A medical assignment is a very important job within the military. It is the job of a Medical Corpsman to operate a hospital on a Naval base.
A good candidate must possess the necessary skills to run a hospital. They also need to be educated and skilled in emergency medical care and first aid. To receive a career as a Medical Corpsman, they must also complete training in this area.
If you meet all of these requirements, you can enter a medical assignment, but it will take more than just passing the screening process. There are many things that could disqualify you from entering a medical assignment. Let’s take a look at the most common types of errors that a potential recruit could make.
Leaving the correct address is a big mistake that a lot of people make. First off, you should always provide an accurate mailing address. Be sure to also add any extra numbers for the Fleet Post Office box or local branch of a P.O. service.
If you provide an incorrect address, your chances of being disqualified greatly increase. You must have a valid address to be accepted into a Navy Medical Assignment. A lot of people think that an address that isn’t a valid city, state or zip code is less important than the correct postal code.
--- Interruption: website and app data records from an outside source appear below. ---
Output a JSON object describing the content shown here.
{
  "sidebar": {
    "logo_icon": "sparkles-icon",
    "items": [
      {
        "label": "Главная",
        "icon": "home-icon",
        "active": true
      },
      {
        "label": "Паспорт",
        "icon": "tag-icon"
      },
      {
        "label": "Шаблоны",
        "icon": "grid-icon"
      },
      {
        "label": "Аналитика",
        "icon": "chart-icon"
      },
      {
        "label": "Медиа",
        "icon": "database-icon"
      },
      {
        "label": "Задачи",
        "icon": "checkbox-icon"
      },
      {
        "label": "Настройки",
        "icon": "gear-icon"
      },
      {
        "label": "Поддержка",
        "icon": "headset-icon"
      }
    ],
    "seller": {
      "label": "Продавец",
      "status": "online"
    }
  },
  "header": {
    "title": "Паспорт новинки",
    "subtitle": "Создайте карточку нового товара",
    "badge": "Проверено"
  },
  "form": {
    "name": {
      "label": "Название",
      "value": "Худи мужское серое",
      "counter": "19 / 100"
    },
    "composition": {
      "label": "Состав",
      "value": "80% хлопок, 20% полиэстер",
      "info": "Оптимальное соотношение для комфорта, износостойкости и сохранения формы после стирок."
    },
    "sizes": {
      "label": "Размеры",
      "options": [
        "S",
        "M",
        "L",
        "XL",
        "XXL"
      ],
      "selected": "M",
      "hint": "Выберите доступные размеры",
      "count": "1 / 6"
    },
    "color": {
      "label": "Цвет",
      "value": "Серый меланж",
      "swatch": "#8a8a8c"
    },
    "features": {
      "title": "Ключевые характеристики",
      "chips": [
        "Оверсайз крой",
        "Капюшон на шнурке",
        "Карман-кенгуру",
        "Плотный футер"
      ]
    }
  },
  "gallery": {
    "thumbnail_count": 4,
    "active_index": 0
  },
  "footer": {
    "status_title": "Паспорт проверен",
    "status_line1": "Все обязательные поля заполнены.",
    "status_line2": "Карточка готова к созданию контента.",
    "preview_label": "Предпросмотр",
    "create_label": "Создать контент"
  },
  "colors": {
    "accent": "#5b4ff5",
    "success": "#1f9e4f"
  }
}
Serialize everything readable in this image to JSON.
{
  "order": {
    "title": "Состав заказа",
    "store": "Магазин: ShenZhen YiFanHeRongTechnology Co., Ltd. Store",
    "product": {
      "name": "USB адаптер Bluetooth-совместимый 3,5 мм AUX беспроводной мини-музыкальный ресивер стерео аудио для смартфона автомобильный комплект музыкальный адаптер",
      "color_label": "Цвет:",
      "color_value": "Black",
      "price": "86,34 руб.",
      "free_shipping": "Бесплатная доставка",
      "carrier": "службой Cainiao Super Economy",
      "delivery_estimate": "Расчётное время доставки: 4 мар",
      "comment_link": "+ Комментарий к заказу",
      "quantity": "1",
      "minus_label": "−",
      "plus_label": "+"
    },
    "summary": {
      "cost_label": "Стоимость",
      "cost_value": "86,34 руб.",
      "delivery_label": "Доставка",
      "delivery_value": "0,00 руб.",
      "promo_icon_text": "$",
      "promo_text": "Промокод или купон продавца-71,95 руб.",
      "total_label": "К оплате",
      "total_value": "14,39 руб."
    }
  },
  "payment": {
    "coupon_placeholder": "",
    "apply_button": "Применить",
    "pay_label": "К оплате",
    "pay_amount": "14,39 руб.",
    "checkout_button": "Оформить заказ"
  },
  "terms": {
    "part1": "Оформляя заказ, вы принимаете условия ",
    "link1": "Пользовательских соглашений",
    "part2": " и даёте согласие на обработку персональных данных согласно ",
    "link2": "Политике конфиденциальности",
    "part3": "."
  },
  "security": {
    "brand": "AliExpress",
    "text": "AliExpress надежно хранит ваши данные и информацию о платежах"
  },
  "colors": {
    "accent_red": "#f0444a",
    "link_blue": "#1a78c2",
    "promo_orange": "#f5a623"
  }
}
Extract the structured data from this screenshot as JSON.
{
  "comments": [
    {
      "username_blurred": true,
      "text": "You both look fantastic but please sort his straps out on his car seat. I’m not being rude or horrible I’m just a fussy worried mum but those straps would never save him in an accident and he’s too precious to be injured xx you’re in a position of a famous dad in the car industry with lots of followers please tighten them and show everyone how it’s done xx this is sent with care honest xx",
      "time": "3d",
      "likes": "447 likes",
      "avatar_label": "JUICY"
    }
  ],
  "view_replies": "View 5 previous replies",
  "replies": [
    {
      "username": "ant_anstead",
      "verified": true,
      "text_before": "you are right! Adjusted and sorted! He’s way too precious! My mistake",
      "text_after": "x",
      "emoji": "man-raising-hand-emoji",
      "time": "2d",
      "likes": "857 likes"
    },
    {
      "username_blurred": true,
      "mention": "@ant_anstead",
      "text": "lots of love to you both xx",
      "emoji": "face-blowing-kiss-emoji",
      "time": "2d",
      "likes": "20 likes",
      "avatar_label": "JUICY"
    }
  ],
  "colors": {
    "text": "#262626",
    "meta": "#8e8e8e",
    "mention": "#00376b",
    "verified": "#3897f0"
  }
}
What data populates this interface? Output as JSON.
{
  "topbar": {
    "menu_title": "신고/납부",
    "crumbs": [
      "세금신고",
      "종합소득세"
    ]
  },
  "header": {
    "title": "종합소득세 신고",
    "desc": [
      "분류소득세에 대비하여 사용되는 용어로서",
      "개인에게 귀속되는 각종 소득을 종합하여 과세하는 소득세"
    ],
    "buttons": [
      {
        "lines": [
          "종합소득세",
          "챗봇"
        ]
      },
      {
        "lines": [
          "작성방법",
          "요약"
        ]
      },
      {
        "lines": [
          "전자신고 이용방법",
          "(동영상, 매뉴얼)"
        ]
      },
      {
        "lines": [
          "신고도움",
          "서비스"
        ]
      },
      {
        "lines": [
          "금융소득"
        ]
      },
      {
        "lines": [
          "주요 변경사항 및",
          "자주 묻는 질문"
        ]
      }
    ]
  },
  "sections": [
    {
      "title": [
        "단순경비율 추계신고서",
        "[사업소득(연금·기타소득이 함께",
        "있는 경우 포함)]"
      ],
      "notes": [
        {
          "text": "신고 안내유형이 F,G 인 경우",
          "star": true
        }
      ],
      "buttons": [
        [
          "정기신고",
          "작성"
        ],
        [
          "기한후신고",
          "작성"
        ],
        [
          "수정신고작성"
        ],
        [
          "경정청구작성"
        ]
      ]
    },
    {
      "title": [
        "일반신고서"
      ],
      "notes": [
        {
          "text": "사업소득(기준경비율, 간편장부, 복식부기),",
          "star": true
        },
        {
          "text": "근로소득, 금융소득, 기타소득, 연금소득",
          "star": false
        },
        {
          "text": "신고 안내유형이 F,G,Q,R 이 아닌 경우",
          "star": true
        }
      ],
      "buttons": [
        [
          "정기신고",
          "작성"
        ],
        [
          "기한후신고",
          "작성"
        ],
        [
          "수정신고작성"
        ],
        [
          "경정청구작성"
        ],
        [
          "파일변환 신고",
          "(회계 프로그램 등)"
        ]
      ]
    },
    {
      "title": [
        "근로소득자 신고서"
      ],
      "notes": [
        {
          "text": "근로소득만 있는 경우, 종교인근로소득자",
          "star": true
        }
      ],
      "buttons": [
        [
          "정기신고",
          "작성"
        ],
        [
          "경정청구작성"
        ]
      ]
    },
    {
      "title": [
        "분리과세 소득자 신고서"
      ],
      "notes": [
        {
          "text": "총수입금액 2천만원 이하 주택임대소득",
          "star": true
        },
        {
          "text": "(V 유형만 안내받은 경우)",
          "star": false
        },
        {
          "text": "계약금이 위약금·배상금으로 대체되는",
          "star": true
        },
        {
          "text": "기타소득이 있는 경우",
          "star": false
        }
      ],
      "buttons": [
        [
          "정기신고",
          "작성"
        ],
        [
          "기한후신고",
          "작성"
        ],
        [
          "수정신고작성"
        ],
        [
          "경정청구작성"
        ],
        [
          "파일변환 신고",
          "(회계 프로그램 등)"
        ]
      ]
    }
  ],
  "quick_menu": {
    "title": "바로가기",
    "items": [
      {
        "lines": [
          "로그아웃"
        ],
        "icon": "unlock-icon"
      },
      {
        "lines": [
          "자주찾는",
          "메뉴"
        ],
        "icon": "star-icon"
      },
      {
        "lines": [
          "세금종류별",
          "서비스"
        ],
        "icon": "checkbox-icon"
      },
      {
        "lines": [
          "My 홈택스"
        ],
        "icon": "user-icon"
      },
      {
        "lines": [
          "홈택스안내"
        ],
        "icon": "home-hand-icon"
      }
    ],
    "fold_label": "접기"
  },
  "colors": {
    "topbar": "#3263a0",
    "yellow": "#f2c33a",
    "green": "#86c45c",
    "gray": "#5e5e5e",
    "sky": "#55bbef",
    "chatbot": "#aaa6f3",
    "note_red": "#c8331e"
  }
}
Your CV or CVs are the first thing a recruiter checks when searching for new medical recruits. They see your CV, assess the information you’ve included, and decide if you’re qualified for the job. Most potential recruits are at least a bit familiar with this form, but it still gets missed a lot.
The next error that can disqualify a person from a Navy Medical Assignment is providing information about yourself that is incorrect. Medical Careers is very competitive, so there are many cases where a recruit could show some errors. However, it doesn’t have to be something that would disqualify you from enlisting. A lot of mistakes can be rectified by supplying updated information that has not changed.
If your appearance on a Navy Medical Assignment screening form is inconsistent with the type of work you’ll be doing, it can lead to your disqualification. For example, if you listed a job as a dental assistant that you do not do. You will probably be disqualified from medical corpsman, since it is a job that is closely related to dentistry. The same applies to what kind of education you have.
If you graduated from high school before you enlisted in the Air Force or Army Cadet Corps, it is going to show up on your Navy Medical Assignment Screening Form. They don’t usually disqualify people from the Air Force or Army Cadet Corps unless it shows up on the screening form. A lot of people don’t realize that the United States Military is a merit-based service.
In most cases, a person is disqualified from medical assignments if they have two or more claims filed against them. One of the most common errors that I see people make is making two or more claims against the same person. This means that they’re both having to pay for the same treatment.
These are just a few examples of what could disqualify a person from being accepted into a medical assignment. If you see one of these errors, don’t let it discourage you. Remember that everything is relative, and being disqualified from a job doesn’t mean that you won’t be hired.